(Data records for software interfaces)
┄┄┄┄┄┄┄┄┄┄
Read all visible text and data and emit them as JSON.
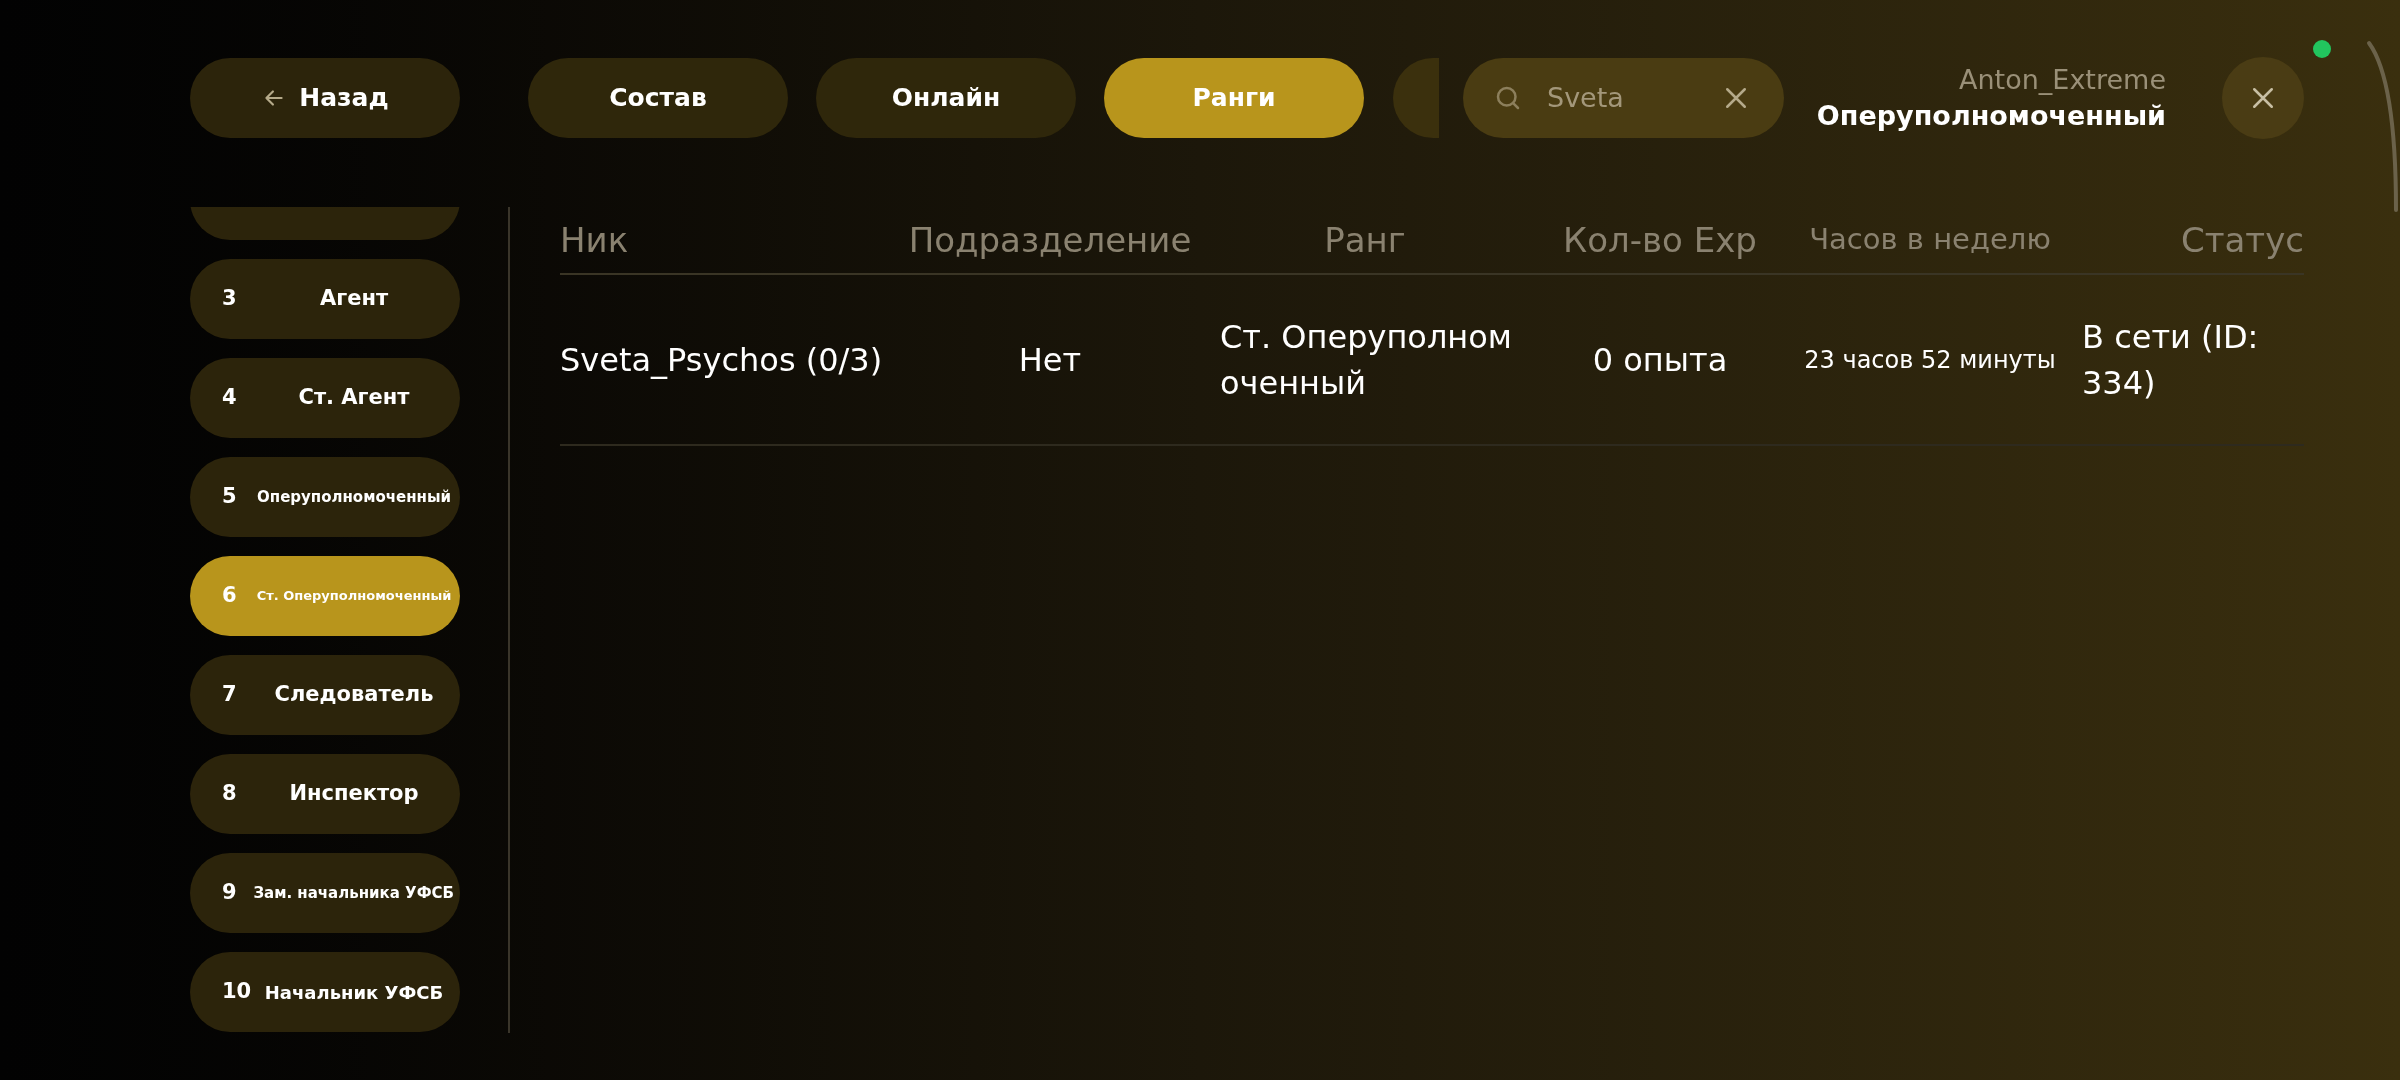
{
  "back_button": {
    "label": "Назад"
  },
  "tabs": [
    {
      "label": "Состав",
      "selected": false
    },
    {
      "label": "Онлайн",
      "selected": false
    },
    {
      "label": "Ранги",
      "selected": true
    }
  ],
  "search": {
    "value": "Sveta"
  },
  "user": {
    "name": "Anton_Extreme",
    "rank": "Оперуполномоченный",
    "online": true
  },
  "sidebar": {
    "items": [
      {
        "number": "3",
        "label": "Агент",
        "selected": false
      },
      {
        "number": "4",
        "label": "Ст. Агент",
        "selected": false
      },
      {
        "number": "5",
        "label": "Оперуполномоченный",
        "selected": false
      },
      {
        "number": "6",
        "label": "Ст. Оперуполномоченный",
        "selected": true
      },
      {
        "number": "7",
        "label": "Следователь",
        "selected": false
      },
      {
        "number": "8",
        "label": "Инспектор",
        "selected": false
      },
      {
        "number": "9",
        "label": "Зам. начальника УФСБ",
        "selected": false
      },
      {
        "number": "10",
        "label": "Начальник УФСБ",
        "selected": false
      }
    ]
  },
  "table": {
    "columns": [
      "Ник",
      "Подразделение",
      "Ранг",
      "Кол-во Exp",
      "Часов в неделю",
      "Статус"
    ],
    "rows": [
      {
        "nick": "Sveta_Psychos (0/3)",
        "division": "Нет",
        "rank": "Ст. Оперуполномоченный",
        "exp": "0 опыта",
        "hours": "23 часов 52 минуты",
        "status": "В сети (ID: 334)"
      }
    ]
  }
}
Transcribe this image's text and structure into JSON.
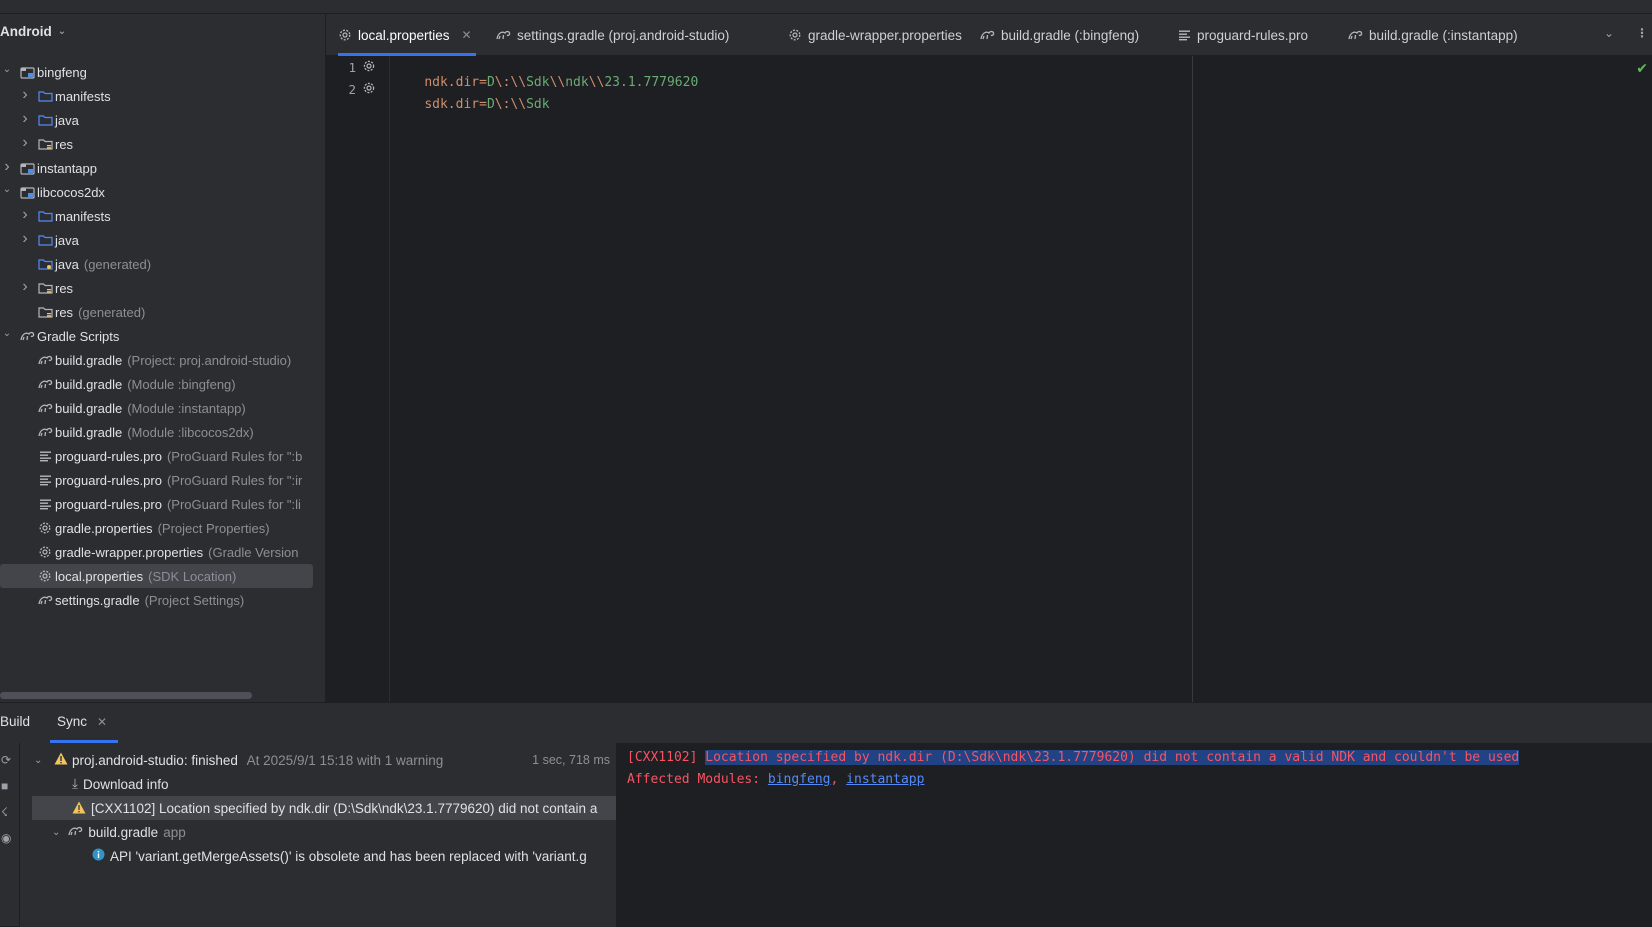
{
  "project_panel": {
    "view_selector": "Android",
    "tree": [
      {
        "label": "bingfeng",
        "sub": "",
        "level": 0,
        "expanded": true,
        "icon": "module-icon"
      },
      {
        "label": "manifests",
        "sub": "",
        "level": 1,
        "expanded": false,
        "icon": "folder-icon"
      },
      {
        "label": "java",
        "sub": "",
        "level": 1,
        "expanded": false,
        "icon": "folder-icon"
      },
      {
        "label": "res",
        "sub": "",
        "level": 1,
        "expanded": false,
        "icon": "res-folder-icon"
      },
      {
        "label": "instantapp",
        "sub": "",
        "level": 0,
        "expanded": false,
        "icon": "module-icon"
      },
      {
        "label": "libcocos2dx",
        "sub": "",
        "level": 0,
        "expanded": true,
        "icon": "module-icon"
      },
      {
        "label": "manifests",
        "sub": "",
        "level": 1,
        "expanded": false,
        "icon": "folder-icon"
      },
      {
        "label": "java",
        "sub": "",
        "level": 1,
        "expanded": false,
        "icon": "folder-icon"
      },
      {
        "label": "java",
        "sub": "(generated)",
        "level": 1,
        "expanded": null,
        "icon": "generated-folder-icon"
      },
      {
        "label": "res",
        "sub": "",
        "level": 1,
        "expanded": false,
        "icon": "res-folder-icon"
      },
      {
        "label": "res",
        "sub": "(generated)",
        "level": 1,
        "expanded": null,
        "icon": "res-folder-icon"
      },
      {
        "label": "Gradle Scripts",
        "sub": "",
        "level": 0,
        "expanded": true,
        "icon": "gradle-icon"
      },
      {
        "label": "build.gradle",
        "sub": "(Project: proj.android-studio)",
        "level": 1,
        "expanded": null,
        "icon": "gradle-icon"
      },
      {
        "label": "build.gradle",
        "sub": "(Module :bingfeng)",
        "level": 1,
        "expanded": null,
        "icon": "gradle-icon"
      },
      {
        "label": "build.gradle",
        "sub": "(Module :instantapp)",
        "level": 1,
        "expanded": null,
        "icon": "gradle-icon"
      },
      {
        "label": "build.gradle",
        "sub": "(Module :libcocos2dx)",
        "level": 1,
        "expanded": null,
        "icon": "gradle-icon"
      },
      {
        "label": "proguard-rules.pro",
        "sub": "(ProGuard Rules for \":b",
        "level": 1,
        "expanded": null,
        "icon": "text-file-icon"
      },
      {
        "label": "proguard-rules.pro",
        "sub": "(ProGuard Rules for \":ir",
        "level": 1,
        "expanded": null,
        "icon": "text-file-icon"
      },
      {
        "label": "proguard-rules.pro",
        "sub": "(ProGuard Rules for \":li",
        "level": 1,
        "expanded": null,
        "icon": "text-file-icon"
      },
      {
        "label": "gradle.properties",
        "sub": "(Project Properties)",
        "level": 1,
        "expanded": null,
        "icon": "settings-file-icon"
      },
      {
        "label": "gradle-wrapper.properties",
        "sub": "(Gradle Version",
        "level": 1,
        "expanded": null,
        "icon": "settings-file-icon"
      },
      {
        "label": "local.properties",
        "sub": "(SDK Location)",
        "level": 1,
        "expanded": null,
        "icon": "settings-file-icon",
        "selected": true
      },
      {
        "label": "settings.gradle",
        "sub": "(Project Settings)",
        "level": 1,
        "expanded": null,
        "icon": "gradle-icon"
      }
    ]
  },
  "editor_tabs": [
    {
      "label": "local.properties",
      "icon": "settings-file-icon",
      "active": true,
      "closable": true
    },
    {
      "label": "settings.gradle (proj.android-studio)",
      "icon": "gradle-icon",
      "active": false,
      "closable": false
    },
    {
      "label": "gradle-wrapper.properties",
      "icon": "settings-file-icon",
      "active": false,
      "closable": false
    },
    {
      "label": "build.gradle (:bingfeng)",
      "icon": "gradle-icon",
      "active": false,
      "closable": false
    },
    {
      "label": "proguard-rules.pro",
      "icon": "text-file-icon",
      "active": false,
      "closable": false
    },
    {
      "label": "build.gradle (:instantapp)",
      "icon": "gradle-icon",
      "active": false,
      "closable": false
    }
  ],
  "editor": {
    "lines": [
      {
        "number": "1",
        "key": "ndk.dir",
        "value_parts": [
          "D",
          "\\:",
          "\\\\",
          "Sdk",
          "\\\\",
          "ndk",
          "\\\\",
          "23.1.7779620"
        ]
      },
      {
        "number": "2",
        "key": "sdk.dir",
        "value_parts": [
          "D",
          "\\:",
          "\\\\",
          "Sdk"
        ]
      }
    ]
  },
  "build_panel": {
    "tabs": [
      {
        "label": "Build"
      },
      {
        "label": "Sync",
        "closable": true
      }
    ],
    "tree": {
      "root_name": "proj.android-studio:",
      "root_status": "finished",
      "root_detail": "At 2025/9/1 15:18 with 1 warning",
      "root_time": "1 sec, 718 ms",
      "download": "Download info",
      "warning": "[CXX1102] Location specified by ndk.dir (D:\\Sdk\\ndk\\23.1.7779620) did not contain a",
      "build_gradle": "build.gradle",
      "build_gradle_sub": "app",
      "info": "API 'variant.getMergeAssets()' is obsolete and has been replaced with 'variant.g"
    },
    "console": {
      "code": "[CXX1102]",
      "message": "Location specified by ndk.dir (D:\\Sdk\\ndk\\23.1.7779620) did not contain a valid NDK and couldn't be used",
      "affected_label": "Affected Modules:",
      "modules": [
        "bingfeng",
        "instantapp"
      ],
      "separator": ", "
    }
  }
}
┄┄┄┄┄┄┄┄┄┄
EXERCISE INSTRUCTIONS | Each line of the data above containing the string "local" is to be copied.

YOUR RESPONSE |
        "label": "local.properties",
      "label": "local.properties",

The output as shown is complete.